According to a press release from the United States Department of Justice, the lawsuit alleges that the defendants discriminated against Native American customers in violation of Title 2 of the Civil Rights Act of 1964, which prohibits discrimination based on race, color, religion, or national origin. Prohibits appearance in places of public accommodation, such as hotels and other places of entertainment. The lawsuit is filed against the corporate owner of Retsel Corporation and two of the company’s directors, Connie Uhre and her son Nicholas Uhre.

In June, one of the shareholders, Judson Uhre, a relative of the family that owns the Gateway Hotel, sued his mother, Connie Uhre, and her brothers, Nick and Chad Uhre, as well as the company that operates the hotel, Retsel Corporation, in Pennington. Judson alleged breach of fiduciary duty, shareholder oppression, and interference with the operation of the hotel.
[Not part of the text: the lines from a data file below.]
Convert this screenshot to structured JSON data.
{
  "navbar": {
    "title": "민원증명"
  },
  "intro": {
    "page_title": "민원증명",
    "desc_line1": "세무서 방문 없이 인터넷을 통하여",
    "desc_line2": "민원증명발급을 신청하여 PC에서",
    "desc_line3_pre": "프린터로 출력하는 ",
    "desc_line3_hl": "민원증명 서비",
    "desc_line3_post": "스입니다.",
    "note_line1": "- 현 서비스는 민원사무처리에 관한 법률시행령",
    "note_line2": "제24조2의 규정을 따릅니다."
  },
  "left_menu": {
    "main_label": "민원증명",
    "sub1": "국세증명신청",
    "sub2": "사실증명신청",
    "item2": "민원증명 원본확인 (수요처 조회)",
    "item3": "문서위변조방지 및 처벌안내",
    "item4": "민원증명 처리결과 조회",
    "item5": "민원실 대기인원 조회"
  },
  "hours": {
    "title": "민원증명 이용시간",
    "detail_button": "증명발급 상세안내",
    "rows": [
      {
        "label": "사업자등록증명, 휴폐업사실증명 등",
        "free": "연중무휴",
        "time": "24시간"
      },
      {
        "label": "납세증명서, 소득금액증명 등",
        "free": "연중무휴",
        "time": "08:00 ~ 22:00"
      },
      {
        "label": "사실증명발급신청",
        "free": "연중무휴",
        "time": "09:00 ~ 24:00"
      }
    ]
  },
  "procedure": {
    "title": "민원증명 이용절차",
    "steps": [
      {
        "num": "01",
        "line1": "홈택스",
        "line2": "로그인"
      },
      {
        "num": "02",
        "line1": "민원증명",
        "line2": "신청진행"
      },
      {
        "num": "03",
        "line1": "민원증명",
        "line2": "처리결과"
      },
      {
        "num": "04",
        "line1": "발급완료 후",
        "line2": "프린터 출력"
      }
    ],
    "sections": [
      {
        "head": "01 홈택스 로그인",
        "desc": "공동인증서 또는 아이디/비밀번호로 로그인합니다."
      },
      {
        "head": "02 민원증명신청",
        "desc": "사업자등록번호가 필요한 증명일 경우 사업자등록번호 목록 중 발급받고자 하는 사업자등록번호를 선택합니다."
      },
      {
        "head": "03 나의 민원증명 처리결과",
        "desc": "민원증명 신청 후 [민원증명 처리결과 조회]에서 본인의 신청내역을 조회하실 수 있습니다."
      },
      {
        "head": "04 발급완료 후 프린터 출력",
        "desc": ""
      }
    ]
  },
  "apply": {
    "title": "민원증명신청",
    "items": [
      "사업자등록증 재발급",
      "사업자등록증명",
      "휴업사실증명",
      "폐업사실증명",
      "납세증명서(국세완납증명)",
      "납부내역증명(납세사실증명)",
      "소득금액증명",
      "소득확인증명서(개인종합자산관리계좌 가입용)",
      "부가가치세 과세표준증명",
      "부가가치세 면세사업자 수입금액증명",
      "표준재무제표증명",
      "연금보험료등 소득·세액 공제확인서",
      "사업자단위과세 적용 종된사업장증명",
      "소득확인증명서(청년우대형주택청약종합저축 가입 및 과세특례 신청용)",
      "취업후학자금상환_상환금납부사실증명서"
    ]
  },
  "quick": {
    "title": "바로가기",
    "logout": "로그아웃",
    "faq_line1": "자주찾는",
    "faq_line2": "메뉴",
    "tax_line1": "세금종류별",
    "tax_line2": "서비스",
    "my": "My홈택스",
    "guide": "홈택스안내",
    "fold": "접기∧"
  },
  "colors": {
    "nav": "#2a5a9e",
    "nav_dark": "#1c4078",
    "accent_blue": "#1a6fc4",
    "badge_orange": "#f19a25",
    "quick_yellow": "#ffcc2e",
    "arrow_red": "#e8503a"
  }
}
“Policies that deny Native Americans access to public facilities are both racially discriminatory and illegal,” said Assistant Attorney General Kristen Clark of the Justice Department’s Civil Rights Division. “The Department of Justice will vigorously protect the rights of all people to go about their daily lives from discrimination in hotels, restaurants and other public accommodations across the country.”

US Attorney Alison J. “Restricting access to a hotel based on a person’s race is prohibited by federal law,” Ramsdell said in the South Dakota District Court. “At the US Attorney’s Office, we have called for equal treatment of people in public housing in South Dakota. We are committed to protecting this fundamental right of Native Americans.”
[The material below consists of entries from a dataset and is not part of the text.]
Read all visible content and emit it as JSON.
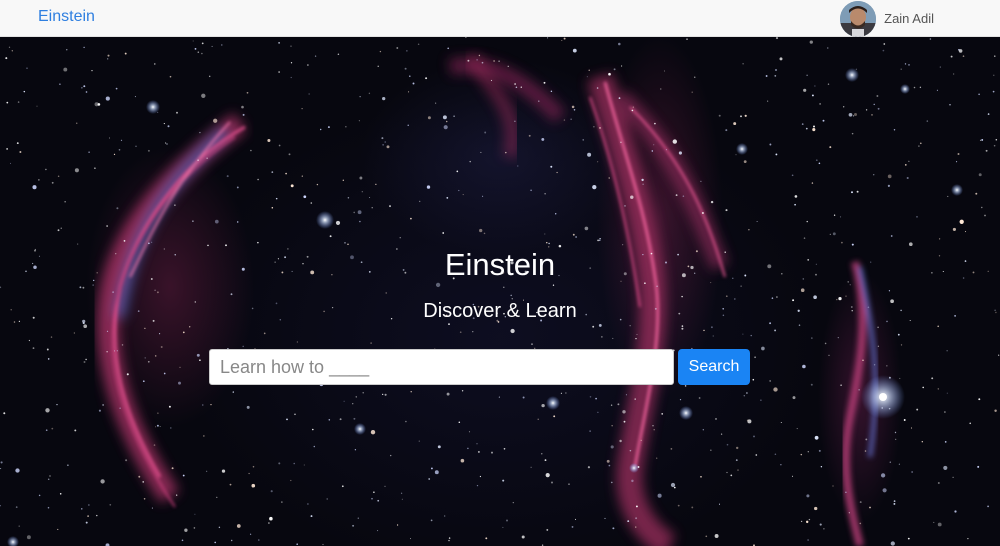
{
  "navbar": {
    "brand": "Einstein",
    "user_name": "Zain Adil"
  },
  "hero": {
    "title": "Einstein",
    "subtitle": "Discover & Learn"
  },
  "search": {
    "placeholder": "Learn how to ____",
    "value": "",
    "button_label": "Search"
  },
  "colors": {
    "brand": "#2f7fe0",
    "button": "#1a84f4",
    "navbar_bg": "#f8f8f8"
  },
  "icons": {
    "avatar": "user-avatar-photo"
  }
}
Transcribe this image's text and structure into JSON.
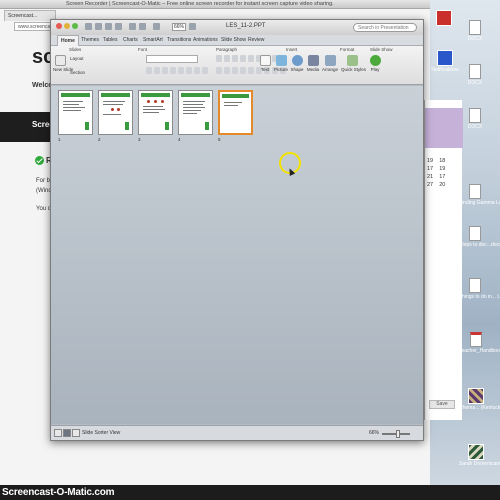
{
  "browser": {
    "title": "Screen Recorder | Screencast-O-Matic – Free online screen recorder for instant screen capture video sharing.",
    "tab_label": "Screencast...",
    "url": "www.screencas",
    "site_logo": "scre",
    "welcome": "Welcom",
    "band_text": "Screen",
    "heading": "R",
    "line1": "For be",
    "line2": "(Windo",
    "line3": "You ca"
  },
  "sheet": {
    "rows": [
      [
        "19",
        "18"
      ],
      [
        "17",
        "19"
      ],
      [
        "21",
        "17"
      ],
      [
        "27",
        "20"
      ]
    ],
    "button": "Save"
  },
  "desktop_icons": [
    {
      "name": "notifications",
      "label": "Notifications"
    },
    {
      "name": "docx-1",
      "label": "DOCX"
    },
    {
      "name": "docx-2",
      "label": "DOCX"
    },
    {
      "name": "docx-3",
      "label": "DOCX"
    },
    {
      "name": "finding-gamma",
      "label": "Finding Gamma Lo.docx"
    },
    {
      "name": "steps-docx",
      "label": "Steps to doc...docx"
    },
    {
      "name": "things-to-do",
      "label": "Things to do in... Ltd.docx"
    },
    {
      "name": "teacher-pdf",
      "label": "Teacher_Handbook_all.pdf"
    },
    {
      "name": "rhema",
      "label": "Rhema... (Kentucky).pdf"
    },
    {
      "name": "sarah",
      "label": "Sarah Domenicaning"
    }
  ],
  "ppt": {
    "zoom": "66%",
    "doc_title": "LES_11-2.PPT",
    "search_placeholder": "Search in Presentation",
    "tabs": [
      "Home",
      "Themes",
      "Tables",
      "Charts",
      "SmartArt",
      "Transitions",
      "Animations",
      "Slide Show",
      "Review"
    ],
    "groups": [
      "Slides",
      "Font",
      "Paragraph",
      "Insert",
      "Format",
      "Slide Show"
    ],
    "buttons": {
      "new_slide": "New Slide",
      "layout": "Layout",
      "section": "Section",
      "text": "Text",
      "picture": "Picture",
      "shape": "Shape",
      "media": "Media",
      "arrange": "Arrange",
      "quick_styles": "Quick Styles",
      "play": "Play"
    },
    "slides": [
      {
        "index": "1",
        "selected": false
      },
      {
        "index": "2",
        "selected": false
      },
      {
        "index": "3",
        "selected": false
      },
      {
        "index": "4",
        "selected": false
      },
      {
        "index": "5",
        "selected": true
      }
    ],
    "status_view": "Slide Sorter View",
    "status_zoom": "66%"
  },
  "footer": {
    "text": "Screencast-O-Matic.com"
  },
  "colors": {
    "accent_green": "#3c9a3e",
    "selected_slide": "#e58a2b",
    "cursor_ring": "#f4e300"
  }
}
The lawsuit, filed in South Dakota District Court, alleges that since at least March 20, the Retzel Corporation, Connie Uhre and Nicholas Uhre have discriminated against Native American customers through policies and practices that exclude Native Americans and Native Americans. equal enjoyment of access to services, accommodations and privileges at the Grand Gateway Hotel and Cheers Sports Lounge and Casino.
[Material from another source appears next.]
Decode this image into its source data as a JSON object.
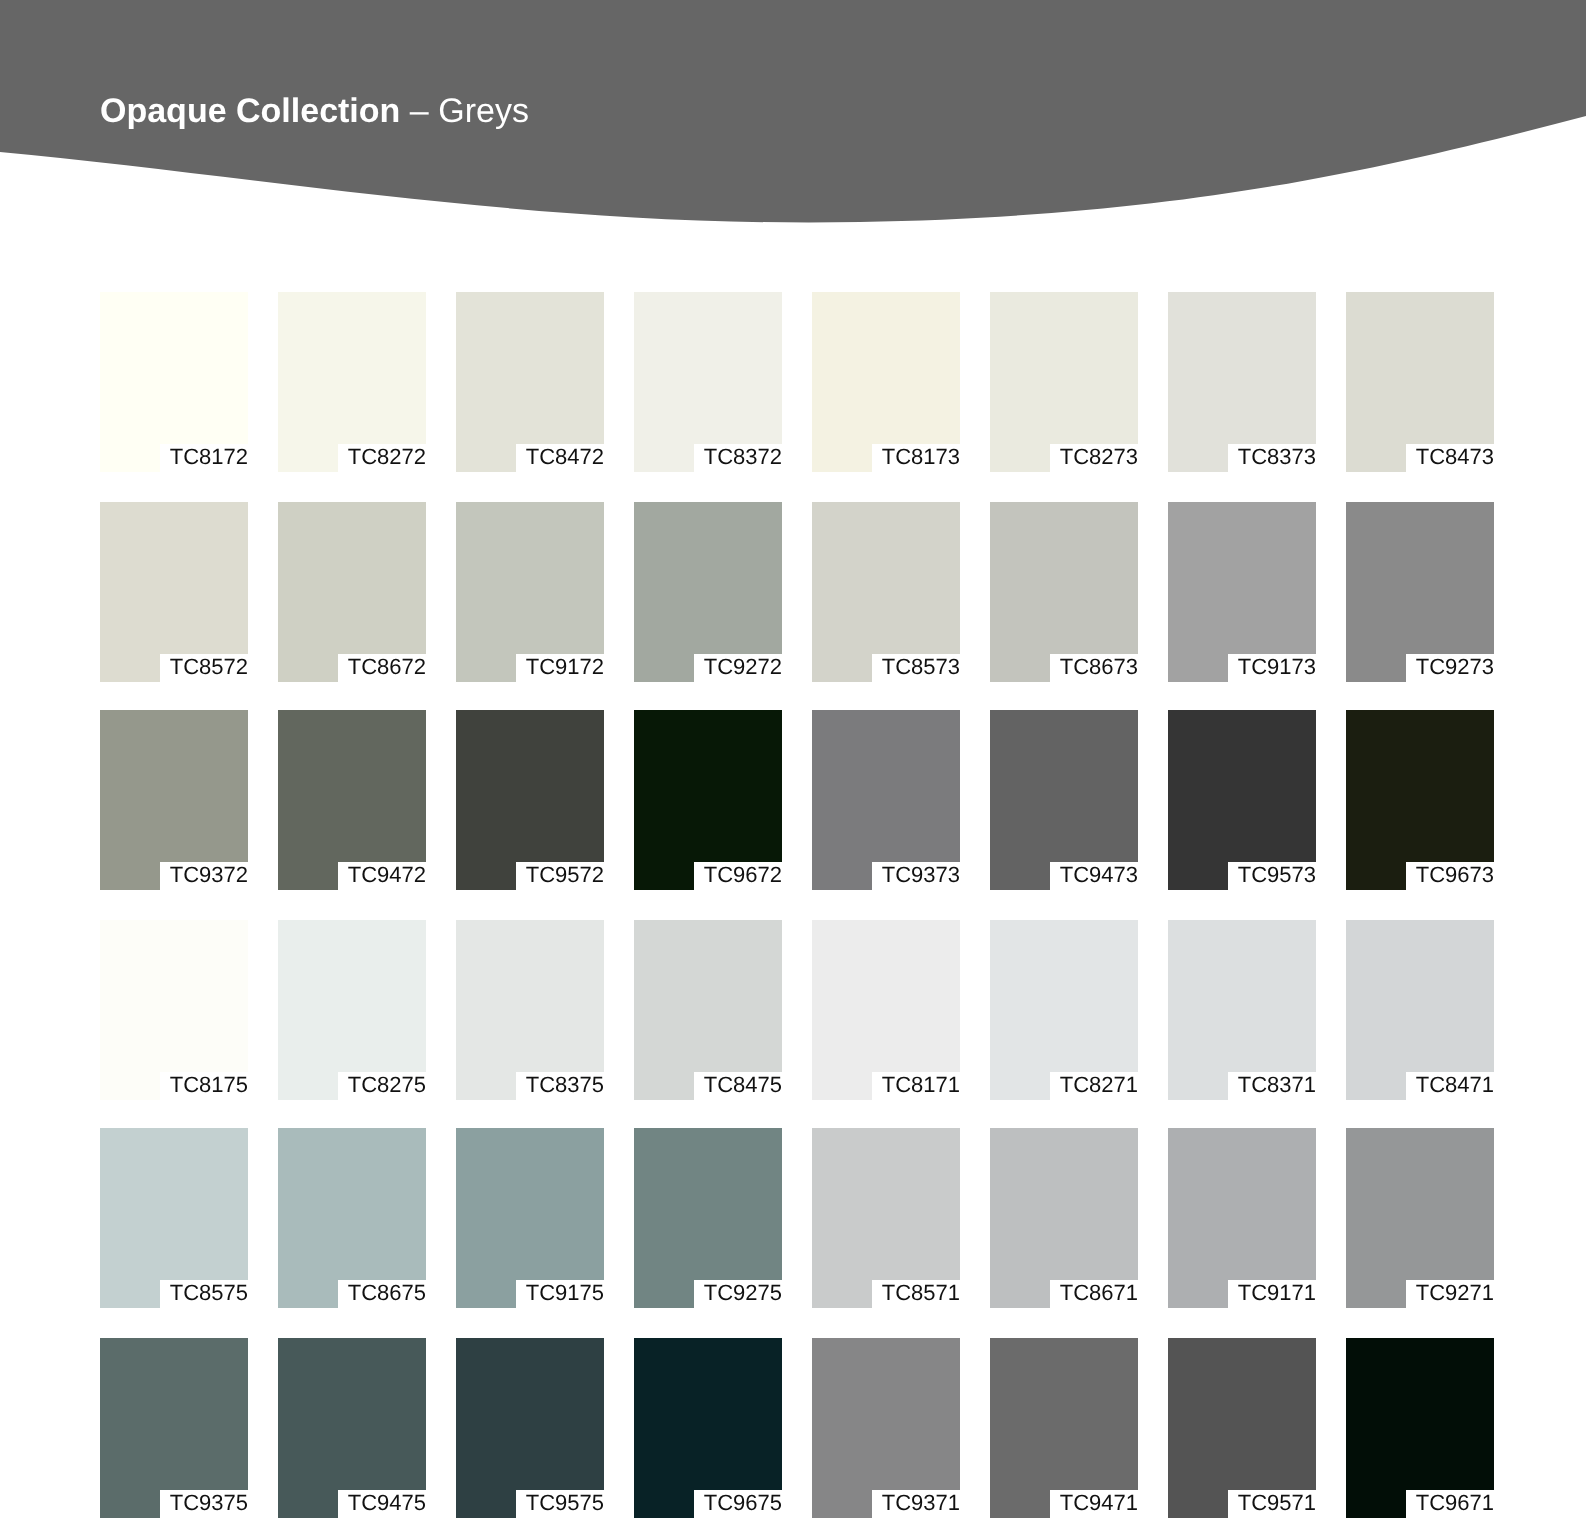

Specifically, the complaint alleges that Connie Uhre told hoteliers and other Rapid City managers on March 20 that she “didn’t want to allow residents on the property. . . . The problem is that we’re separating the good from the bad.” we don’t know… so we have to say no to them!” That same day, the complaint says, Ms. Uhre posted a statement in a comment thread on her Facebook account announcing that “we will no longer allow any Native Americans. [sic]” at Gateway Grand or at Cheers Sports Lounge and Casino. Another complaint alleges that on at least two occasions, on March 21 and 22, respectively, the defendants turned away Native Americans who wanted to book rooms at the Grand Gateway.

Under Title II, the Civil Rights Division of the Department of Justice can obtain injunctive relief that changes policies and practices to correct discriminatory conduct. Title II does not allow the Department to seek monetary compensation for clients who are victims of discrimination.

More information about the Division of Civil Rights and the laws it enforces is available at http://www.justice.gov/crt. Individuals may report discrimination in public accommodations in violation of Title II by calling the Department of Justice at 1-833-591-0291 or by submitting an online report.

The Latest

To Top